Roger Rabbit Sequel/CGI Test


The tremendous difficulty of the special effects was on everybody’s mind whenever a sequel was discussed.  By the early 1990s, computer-generated special effect imagery was becoming commonplace in Hollywood films.  Michael Eisner ordered a test of CGI effects for a potential Roger Rabbit sequel.  A CGI test was conducted in 1998, with Jim Pentecost as producer and Eric Goldberg as director.

The sequel was planned to be a prequel, so Goldberg designed a new animation model sheet – for a younger Roger Rabbit.

Eric Goldberg drawing for CGI test
Eric Goldberg drawing for CGI test

The test included three scenes shot in live-action by Frank Marshall at the Raleigh Studio.  In the first two scenes, the toons were rendered by traditional animation and the props and effects were rendered by CGI.  In the first scene, Weasels entered the office of a Hollywood agent to ‘persuade’ the agent to schedule an audition for Roger.  The tommy guns the Weasels carried, and a breaking table, for done with CGI.  In the second scene, the live actor carries a whiskey bottle.  Roger grabs it out of his hand and drinks from it… and goes off like a rocket.  Barry Temple did the traditional character animation.  The intent of the test was to evaluate whether a live-action prop could be transitioned to CGI in a convincing way.

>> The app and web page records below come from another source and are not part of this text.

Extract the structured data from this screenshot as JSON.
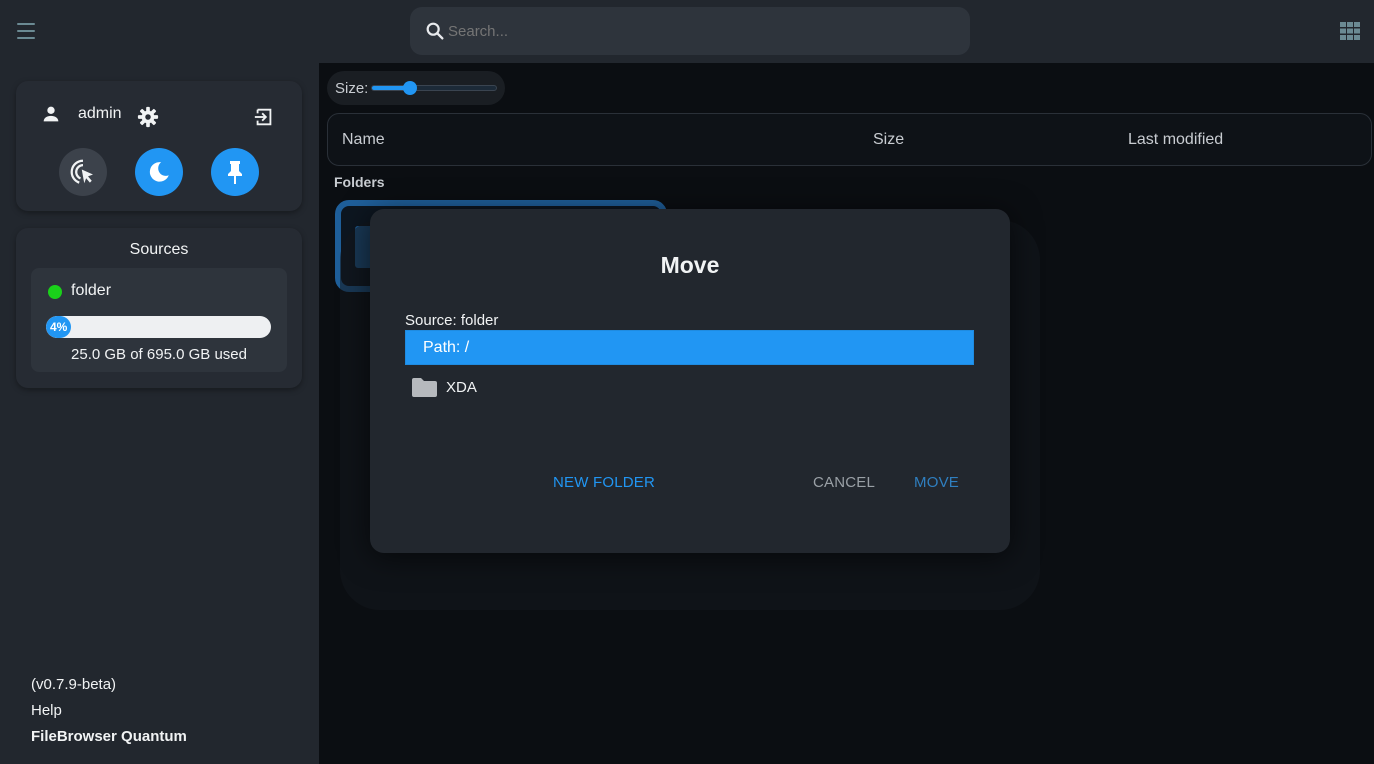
{
  "header": {
    "search_placeholder": "Search...",
    "icons": [
      "menu-icon",
      "search-icon",
      "grid-view-icon"
    ]
  },
  "sidebar": {
    "user": {
      "name": "admin"
    },
    "quick_actions": [
      "pointer-click-icon",
      "dark-mode-icon",
      "pin-icon"
    ],
    "sources_title": "Sources",
    "sources": [
      {
        "name": "folder",
        "status_color": "#1ad11a",
        "usage_percent": 4,
        "usage_label": "4%",
        "usage_text": "25.0 GB of 695.0 GB used"
      }
    ],
    "footer": {
      "version": "(v0.7.9-beta)",
      "help": "Help",
      "brand": "FileBrowser Quantum"
    }
  },
  "main": {
    "size_label": "Size:",
    "size_slider_fraction": 0.3,
    "columns": {
      "name": "Name",
      "size": "Size",
      "modified": "Last modified"
    },
    "folders_label": "Folders"
  },
  "modal": {
    "title": "Move",
    "source": "Source: folder",
    "path": "Path: /",
    "items": [
      {
        "name": "XDA",
        "icon": "folder-icon"
      }
    ],
    "buttons": {
      "new_folder": "NEW FOLDER",
      "cancel": "CANCEL",
      "move": "MOVE"
    }
  },
  "colors": {
    "accent": "#2196f3",
    "sidebar_bg": "#22272e",
    "main_bg": "#0b0e12"
  }
}
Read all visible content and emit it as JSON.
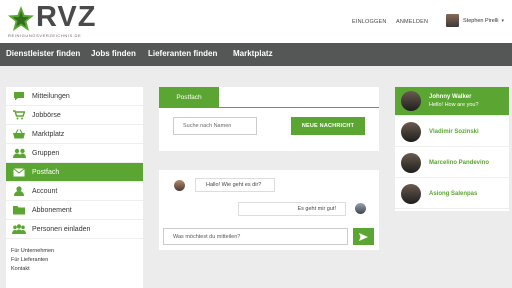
{
  "header": {
    "logo_text": "RVZ",
    "logo_subtitle": "REINIGUNGSVERZEICHNIS.DE",
    "login_link": "EINLOGGEN",
    "register_link": "ANMELDEN",
    "user_name": "Stephen Pirelli"
  },
  "nav": {
    "items": [
      "Dienstleister finden",
      "Jobs finden",
      "Lieferanten finden",
      "Marktplatz"
    ]
  },
  "sidebar": {
    "items": [
      {
        "label": "Mitteilungen",
        "icon": "chat-icon"
      },
      {
        "label": "Jobbörse",
        "icon": "cart-icon"
      },
      {
        "label": "Marktplatz",
        "icon": "basket-icon"
      },
      {
        "label": "Gruppen",
        "icon": "group-icon"
      },
      {
        "label": "Postfach",
        "icon": "mail-icon"
      },
      {
        "label": "Account",
        "icon": "user-icon"
      },
      {
        "label": "Abbonement",
        "icon": "folder-icon"
      },
      {
        "label": "Personen einladen",
        "icon": "people-icon"
      }
    ],
    "active_index": 4,
    "footer_links": [
      "Für Unternehmen",
      "Für Lieferanten",
      "Kontakt"
    ]
  },
  "postfach": {
    "tab_label": "Postfach",
    "search_placeholder": "Suche nach Namen",
    "new_message_button": "NEUE NACHRICHT"
  },
  "chat": {
    "messages": [
      {
        "text": "Hallo! Wie geht es dir?",
        "side": "left"
      },
      {
        "text": "Es geht mir gut!",
        "side": "right"
      }
    ],
    "input_placeholder": "Was möchtest du mitteilen?"
  },
  "contacts": {
    "items": [
      {
        "name": "Johnny Walker",
        "message": "Hello! How are you?"
      },
      {
        "name": "Vladimir Sozinski",
        "message": ""
      },
      {
        "name": "Marcelino Pandevino",
        "message": ""
      },
      {
        "name": "Asiong Salenpas",
        "message": ""
      }
    ],
    "active_index": 0
  },
  "colors": {
    "accent": "#5ba632",
    "nav_bg": "#555757",
    "page_bg": "#ececec"
  }
}
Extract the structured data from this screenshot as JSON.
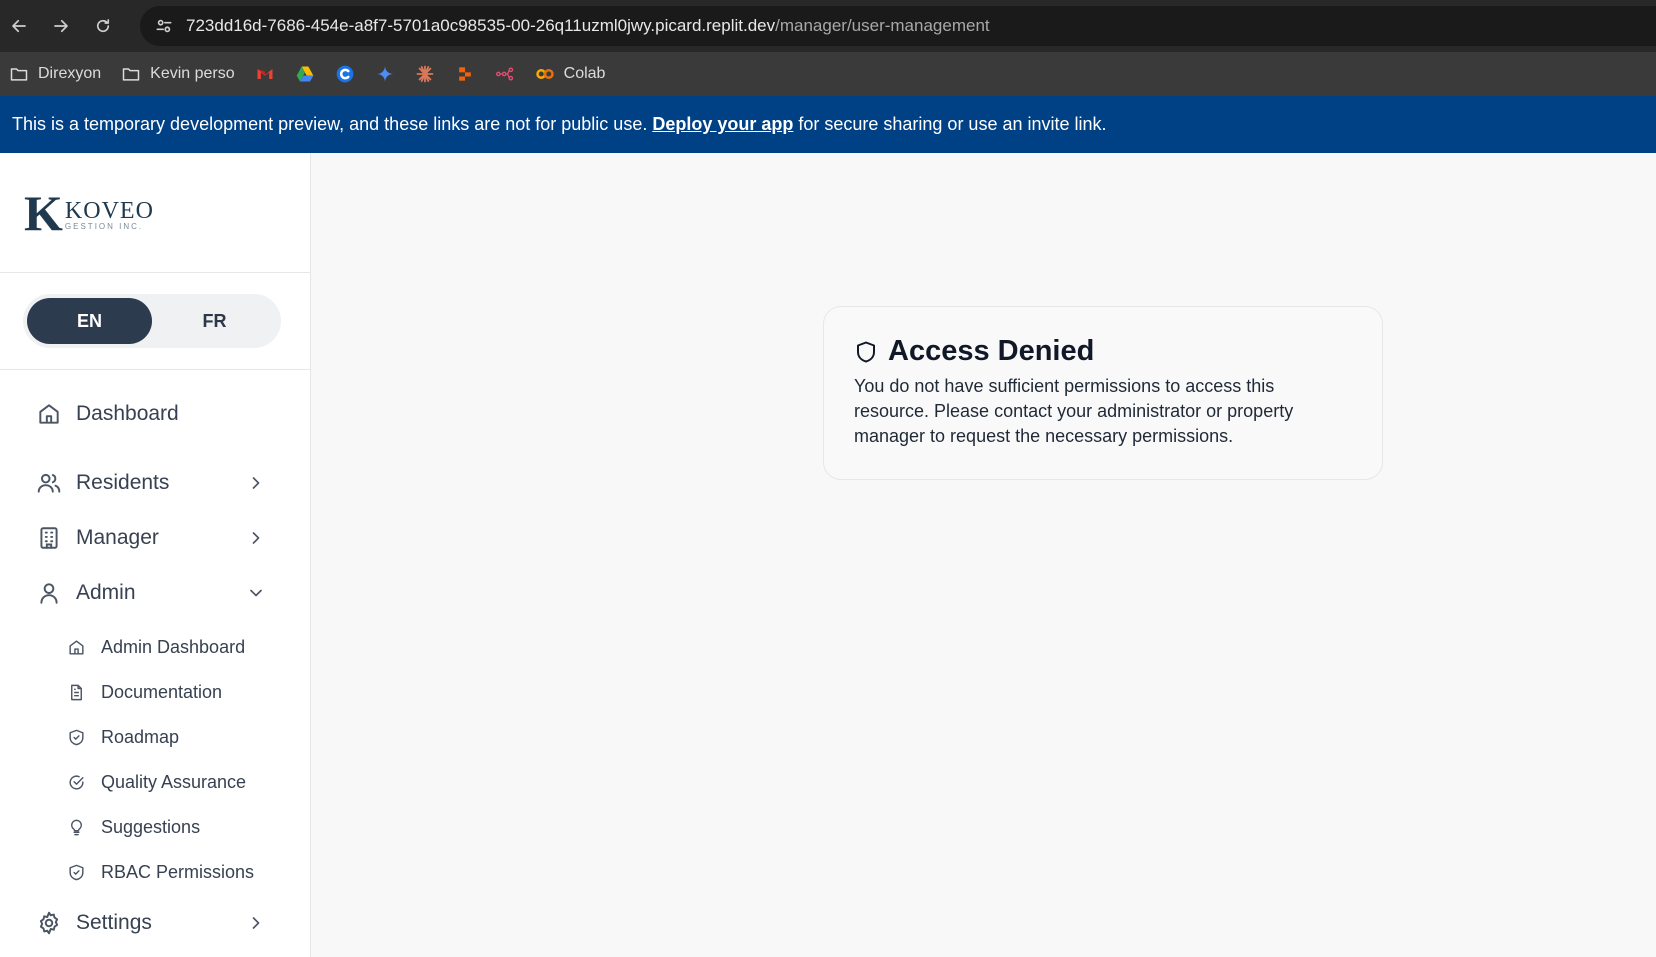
{
  "browser": {
    "url_host": "723dd16d-7686-454e-a8f7-5701a0c98535-00-26q11uzml0jwy.picard.replit.dev",
    "url_path": "/manager/user-management",
    "bookmarks": [
      {
        "label": "Direxyon",
        "icon": "folder-icon"
      },
      {
        "label": "Kevin perso",
        "icon": "folder-icon"
      },
      {
        "label": "Colab",
        "icon": "colab-icon"
      }
    ]
  },
  "banner": {
    "text_before": "This is a temporary development preview, and these links are not for public use.",
    "link": "Deploy your app",
    "text_after": "for secure sharing or use an invite link."
  },
  "logo": {
    "letter": "K",
    "name": "KOVEO",
    "sub": "GESTION INC."
  },
  "lang": {
    "en": "EN",
    "fr": "FR",
    "active": "EN"
  },
  "nav": {
    "dashboard": "Dashboard",
    "residents": "Residents",
    "manager": "Manager",
    "admin": "Admin",
    "admin_items": [
      "Admin Dashboard",
      "Documentation",
      "Roadmap",
      "Quality Assurance",
      "Suggestions",
      "RBAC Permissions"
    ],
    "settings": "Settings"
  },
  "card": {
    "title": "Access Denied",
    "message": "You do not have sufficient permissions to access this resource. Please contact your administrator or property manager to request the necessary permissions."
  },
  "colors": {
    "banner": "#004085",
    "lang_active": "#2d3b4f"
  }
}
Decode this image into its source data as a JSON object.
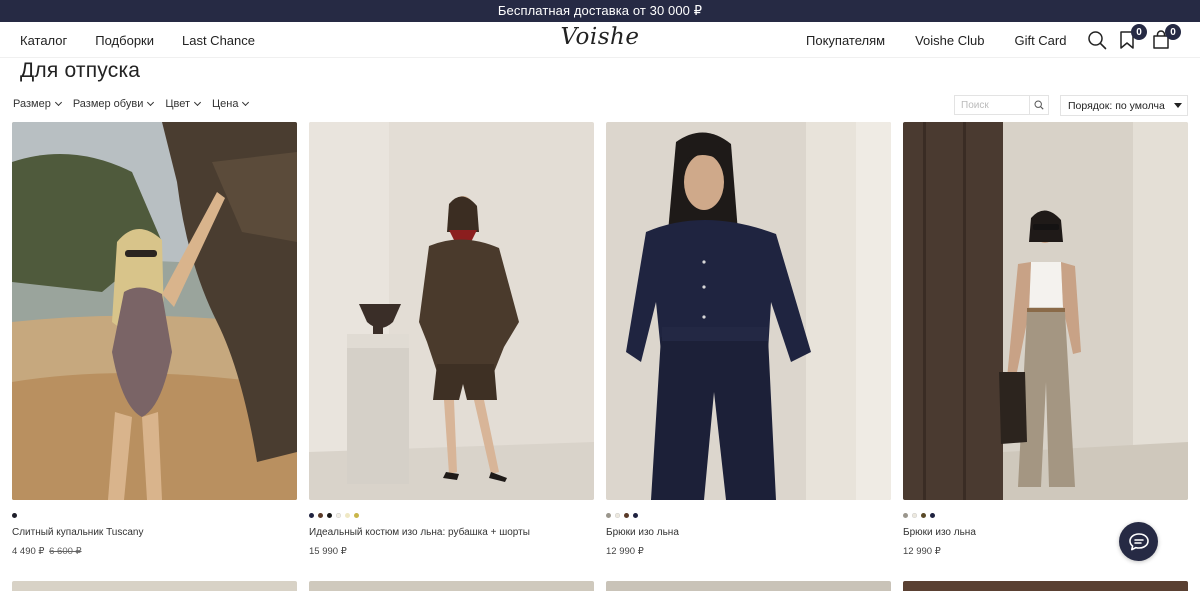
{
  "promo": {
    "text": "Бесплатная доставка от 30 000 ₽"
  },
  "header": {
    "nav_left": [
      "Каталог",
      "Подборки",
      "Last Chance"
    ],
    "logo": "Voishe",
    "nav_right": [
      "Покупателям",
      "Voishe Club",
      "Gift Card"
    ],
    "favorites_count": "0",
    "cart_count": "0"
  },
  "page": {
    "title": "Для отпуска"
  },
  "filters": [
    "Размер",
    "Размер обуви",
    "Цвет",
    "Цена"
  ],
  "search": {
    "placeholder": "Поиск"
  },
  "sort": {
    "label": "Порядок: по умолчанию"
  },
  "products": [
    {
      "name": "Слитный купальник Tuscany",
      "price": "4 490 ₽",
      "old_price": "6 600 ₽",
      "swatches": [
        "#1f1f2a"
      ]
    },
    {
      "name": "Идеальный костюм изо льна: рубашка + шорты",
      "price": "15 990 ₽",
      "old_price": "",
      "swatches": [
        "#1f2240",
        "#5a3a28",
        "#1a1a1a",
        "#f2efe6",
        "#efe8c4",
        "#c9b64a"
      ]
    },
    {
      "name": "Брюки изо льна",
      "price": "12 990 ₽",
      "old_price": "",
      "swatches": [
        "#9a968c",
        "#ece8de",
        "#5a3a28",
        "#1f2240"
      ]
    },
    {
      "name": "Брюки изо льна",
      "price": "12 990 ₽",
      "old_price": "",
      "swatches": [
        "#9a968c",
        "#ece8de",
        "#5a4a28",
        "#1f2240"
      ]
    }
  ],
  "colors": {
    "brand_dark": "#262a44"
  }
}
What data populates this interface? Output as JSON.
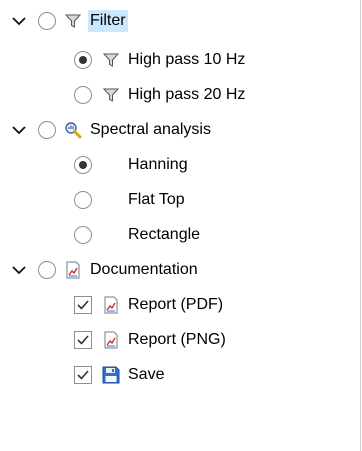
{
  "tree": {
    "filter": {
      "label": "Filter",
      "icon": "funnel-icon",
      "expanded": true,
      "checked": false,
      "selected": true,
      "children": [
        {
          "label": "High pass 10 Hz",
          "icon": "funnel-icon",
          "checked": true
        },
        {
          "label": "High pass 20 Hz",
          "icon": "funnel-icon",
          "checked": false
        }
      ]
    },
    "spectral": {
      "label": "Spectral analysis",
      "icon": "magnifier-chart-icon",
      "expanded": true,
      "checked": false,
      "children": [
        {
          "label": "Hanning",
          "checked": true
        },
        {
          "label": "Flat Top",
          "checked": false
        },
        {
          "label": "Rectangle",
          "checked": false
        }
      ]
    },
    "documentation": {
      "label": "Documentation",
      "icon": "report-chart-icon",
      "expanded": true,
      "checked": false,
      "children": [
        {
          "label": "Report (PDF)",
          "icon": "report-chart-icon",
          "checked": true
        },
        {
          "label": "Report (PNG)",
          "icon": "report-chart-icon",
          "checked": true
        },
        {
          "label": "Save",
          "icon": "floppy-disk-icon",
          "checked": true
        }
      ]
    }
  },
  "colors": {
    "selection": "#cce8ff",
    "control_border": "#8f8f8f",
    "check_mark": "#333333"
  }
}
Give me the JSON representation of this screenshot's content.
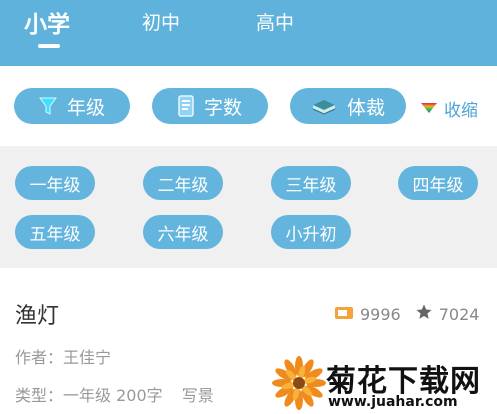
{
  "header": {
    "tabs": [
      {
        "label": "小学",
        "active": true
      },
      {
        "label": "初中",
        "active": false
      },
      {
        "label": "高中",
        "active": false
      }
    ]
  },
  "filters": {
    "items": [
      {
        "label": "年级",
        "icon": "funnel-icon"
      },
      {
        "label": "字数",
        "icon": "document-icon"
      },
      {
        "label": "体裁",
        "icon": "book-icon"
      }
    ],
    "collapse_label": "收缩",
    "collapse_icon": "triangle-down-icon"
  },
  "grades": [
    "一年级",
    "二年级",
    "三年级",
    "四年级",
    "五年级",
    "六年级",
    "小升初"
  ],
  "article": {
    "title": "渔灯",
    "views": "9996",
    "stars": "7024",
    "author": "作者：王佳宁",
    "type_line": "类型：一年级 200字",
    "genre": "写景"
  },
  "watermark": {
    "title": "菊花下载网",
    "url": "www.juahar.com"
  },
  "colors": {
    "header_bg": "#5fb2dc",
    "chip_bg": "#64b5de",
    "panel_bg": "#f0f0f0",
    "accent_link": "#4da3d6"
  }
}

The third test was to evaluate whether Roger could be animated in CGI in a convincing way.  Roger appears out of a magician’s top hat and leaps across to the Hollywood agent’s desk.  He does a cartoony loop-the-loop before announcing himself.  Tom Bancroft did the traditional animation.  He put ‘extra business’ in the scene to ‘test’ the CG animators – “funky motion” and blur/smear.  The CG team, led by Eric Guaglione, worked for almost a year to have the CG animation match the traditional animation.

The cost of proceeding with a CG-animated film was judged to be too high and Eisner cancelled any further work on the Roger Rabbit sequel.  Nevertheless, the computer animation technology gains achieved by Guaglione and his team were important for the Disney organization.  They developed ‘organic’ modeling techniques that were incorporated into later CG animated films.